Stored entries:
****************

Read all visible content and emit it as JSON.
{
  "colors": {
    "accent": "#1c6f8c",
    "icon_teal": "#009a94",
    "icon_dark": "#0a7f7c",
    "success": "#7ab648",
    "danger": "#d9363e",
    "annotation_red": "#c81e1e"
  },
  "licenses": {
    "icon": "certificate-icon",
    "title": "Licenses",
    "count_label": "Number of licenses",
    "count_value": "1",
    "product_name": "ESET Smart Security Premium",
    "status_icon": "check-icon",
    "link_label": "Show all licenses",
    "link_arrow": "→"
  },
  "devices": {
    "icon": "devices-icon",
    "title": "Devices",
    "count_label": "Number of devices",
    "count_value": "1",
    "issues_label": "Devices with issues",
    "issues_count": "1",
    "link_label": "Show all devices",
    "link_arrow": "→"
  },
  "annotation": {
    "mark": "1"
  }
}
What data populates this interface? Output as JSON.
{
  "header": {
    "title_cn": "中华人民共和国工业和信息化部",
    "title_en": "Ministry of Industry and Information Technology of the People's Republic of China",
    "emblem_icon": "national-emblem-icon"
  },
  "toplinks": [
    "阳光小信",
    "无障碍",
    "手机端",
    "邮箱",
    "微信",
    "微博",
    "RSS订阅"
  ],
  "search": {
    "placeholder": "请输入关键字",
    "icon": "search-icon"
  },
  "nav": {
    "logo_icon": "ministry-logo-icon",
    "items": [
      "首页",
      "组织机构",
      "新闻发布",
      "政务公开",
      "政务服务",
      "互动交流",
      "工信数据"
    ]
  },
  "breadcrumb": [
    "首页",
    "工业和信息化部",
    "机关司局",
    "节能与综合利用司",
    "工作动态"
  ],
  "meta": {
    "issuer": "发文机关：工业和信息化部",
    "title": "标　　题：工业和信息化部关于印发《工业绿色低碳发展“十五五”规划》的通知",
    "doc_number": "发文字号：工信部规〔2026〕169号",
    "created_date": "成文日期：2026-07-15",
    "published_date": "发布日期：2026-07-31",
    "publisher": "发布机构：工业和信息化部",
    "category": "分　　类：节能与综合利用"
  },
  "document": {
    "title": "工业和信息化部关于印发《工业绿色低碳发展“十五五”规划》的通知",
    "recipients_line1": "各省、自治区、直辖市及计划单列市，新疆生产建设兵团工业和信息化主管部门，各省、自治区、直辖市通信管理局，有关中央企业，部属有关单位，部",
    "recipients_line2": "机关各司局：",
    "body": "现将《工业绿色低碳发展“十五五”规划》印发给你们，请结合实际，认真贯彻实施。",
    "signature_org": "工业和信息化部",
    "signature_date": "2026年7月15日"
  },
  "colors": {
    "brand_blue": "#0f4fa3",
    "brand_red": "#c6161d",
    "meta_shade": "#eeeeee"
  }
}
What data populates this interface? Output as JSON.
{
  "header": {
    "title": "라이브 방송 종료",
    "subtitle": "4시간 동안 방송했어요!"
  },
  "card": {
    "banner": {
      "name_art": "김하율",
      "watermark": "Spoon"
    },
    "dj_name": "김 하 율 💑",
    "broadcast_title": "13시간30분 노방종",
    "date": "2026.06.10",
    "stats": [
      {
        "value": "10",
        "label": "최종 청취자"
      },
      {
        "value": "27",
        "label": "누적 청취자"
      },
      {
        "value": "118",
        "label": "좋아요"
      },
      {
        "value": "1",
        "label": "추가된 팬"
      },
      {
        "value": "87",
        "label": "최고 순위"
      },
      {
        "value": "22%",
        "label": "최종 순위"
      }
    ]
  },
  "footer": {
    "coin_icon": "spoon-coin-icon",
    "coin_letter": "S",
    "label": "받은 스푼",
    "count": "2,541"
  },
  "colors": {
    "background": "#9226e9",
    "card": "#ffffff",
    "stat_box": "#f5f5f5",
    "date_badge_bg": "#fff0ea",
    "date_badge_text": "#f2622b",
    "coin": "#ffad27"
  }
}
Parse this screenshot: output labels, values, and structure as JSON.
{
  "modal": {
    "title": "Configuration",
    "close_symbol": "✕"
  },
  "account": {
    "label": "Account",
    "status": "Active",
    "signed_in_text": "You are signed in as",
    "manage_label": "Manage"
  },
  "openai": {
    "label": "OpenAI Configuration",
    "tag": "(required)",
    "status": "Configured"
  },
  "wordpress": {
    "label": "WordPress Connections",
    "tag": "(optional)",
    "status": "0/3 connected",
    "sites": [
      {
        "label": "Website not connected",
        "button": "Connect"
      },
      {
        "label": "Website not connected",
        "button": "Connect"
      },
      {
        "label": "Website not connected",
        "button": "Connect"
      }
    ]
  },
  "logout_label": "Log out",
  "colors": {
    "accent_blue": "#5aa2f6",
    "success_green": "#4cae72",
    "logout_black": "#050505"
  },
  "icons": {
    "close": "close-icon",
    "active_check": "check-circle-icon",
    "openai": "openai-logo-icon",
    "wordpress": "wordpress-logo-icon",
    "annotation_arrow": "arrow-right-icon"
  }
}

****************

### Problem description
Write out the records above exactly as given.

### Your response
Read all visible content and emit it as JSON.
{
  "colors": {
    "accent": "#1c6f8c",
    "icon_teal": "#009a94",
    "icon_dark": "#0a7f7c",
    "success": "#7ab648",
    "danger": "#d9363e",
    "annotation_red": "#c81e1e"
  },
  "licenses": {
    "icon": "certificate-icon",
    "title": "Licenses",
    "count_label": "Number of licenses",
    "count_value": "1",
    "product_name": "ESET Smart Security Premium",
    "status_icon": "check-icon",
    "link_label": "Show all licenses",
    "link_arrow": "→"
  },
  "devices": {
    "icon": "devices-icon",
    "title": "Devices",
    "count_label": "Number of devices",
    "count_value": "1",
    "issues_label": "Devices with issues",
    "issues_count": "1",
    "link_label": "Show all devices",
    "link_arrow": "→"
  },
  "annotation": {
    "mark": "1"
  }
}
What data populates this interface? Output as JSON.
{
  "header": {
    "title_cn": "中华人民共和国工业和信息化部",
    "title_en": "Ministry of Industry and Information Technology of the People's Republic of China",
    "emblem_icon": "national-emblem-icon"
  },
  "toplinks": [
    "阳光小信",
    "无障碍",
    "手机端",
    "邮箱",
    "微信",
    "微博",
    "RSS订阅"
  ],
  "search": {
    "placeholder": "请输入关键字",
    "icon": "search-icon"
  },
  "nav": {
    "logo_icon": "ministry-logo-icon",
    "items": [
      "首页",
      "组织机构",
      "新闻发布",
      "政务公开",
      "政务服务",
      "互动交流",
      "工信数据"
    ]
  },
  "breadcrumb": [
    "首页",
    "工业和信息化部",
    "机关司局",
    "节能与综合利用司",
    "工作动态"
  ],
  "meta": {
    "issuer": "发文机关：工业和信息化部",
    "title": "标　　题：工业和信息化部关于印发《工业绿色低碳发展“十五五”规划》的通知",
    "doc_number": "发文字号：工信部规〔2026〕169号",
    "created_date": "成文日期：2026-07-15",
    "published_date": "发布日期：2026-07-31",
    "publisher": "发布机构：工业和信息化部",
    "category": "分　　类：节能与综合利用"
  },
  "document": {
    "title": "工业和信息化部关于印发《工业绿色低碳发展“十五五”规划》的通知",
    "recipients_line1": "各省、自治区、直辖市及计划单列市，新疆生产建设兵团工业和信息化主管部门，各省、自治区、直辖市通信管理局，有关中央企业，部属有关单位，部",
    "recipients_line2": "机关各司局：",
    "body": "现将《工业绿色低碳发展“十五五”规划》印发给你们，请结合实际，认真贯彻实施。",
    "signature_org": "工业和信息化部",
    "signature_date": "2026年7月15日"
  },
  "colors": {
    "brand_blue": "#0f4fa3",
    "brand_red": "#c6161d",
    "meta_shade": "#eeeeee"
  }
}
What data populates this interface? Output as JSON.
{
  "header": {
    "title": "라이브 방송 종료",
    "subtitle": "4시간 동안 방송했어요!"
  },
  "card": {
    "banner": {
      "name_art": "김하율",
      "watermark": "Spoon"
    },
    "dj_name": "김 하 율 💑",
    "broadcast_title": "13시간30분 노방종",
    "date": "2026.06.10",
    "stats": [
      {
        "value": "10",
        "label": "최종 청취자"
      },
      {
        "value": "27",
        "label": "누적 청취자"
      },
      {
        "value": "118",
        "label": "좋아요"
      },
      {
        "value": "1",
        "label": "추가된 팬"
      },
      {
        "value": "87",
        "label": "최고 순위"
      },
      {
        "value": "22%",
        "label": "최종 순위"
      }
    ]
  },
  "footer": {
    "coin_icon": "spoon-coin-icon",
    "coin_letter": "S",
    "label": "받은 스푼",
    "count": "2,541"
  },
  "colors": {
    "background": "#9226e9",
    "card": "#ffffff",
    "stat_box": "#f5f5f5",
    "date_badge_bg": "#fff0ea",
    "date_badge_text": "#f2622b",
    "coin": "#ffad27"
  }
}
Parse this screenshot: output labels, values, and structure as JSON.
{
  "modal": {
    "title": "Configuration",
    "close_symbol": "✕"
  },
  "account": {
    "label": "Account",
    "status": "Active",
    "signed_in_text": "You are signed in as",
    "manage_label": "Manage"
  },
  "openai": {
    "label": "OpenAI Configuration",
    "tag": "(required)",
    "status": "Configured"
  },
  "wordpress": {
    "label": "WordPress Connections",
    "tag": "(optional)",
    "status": "0/3 connected",
    "sites": [
      {
        "label": "Website not connected",
        "button": "Connect"
      },
      {
        "label": "Website not connected",
        "button": "Connect"
      },
      {
        "label": "Website not connected",
        "button": "Connect"
      }
    ]
  },
  "logout_label": "Log out",
  "colors": {
    "accent_blue": "#5aa2f6",
    "success_green": "#4cae72",
    "logout_black": "#050505"
  },
  "icons": {
    "close": "close-icon",
    "active_check": "check-circle-icon",
    "openai": "openai-logo-icon",
    "wordpress": "wordpress-logo-icon",
    "annotation_arrow": "arrow-right-icon"
  }
}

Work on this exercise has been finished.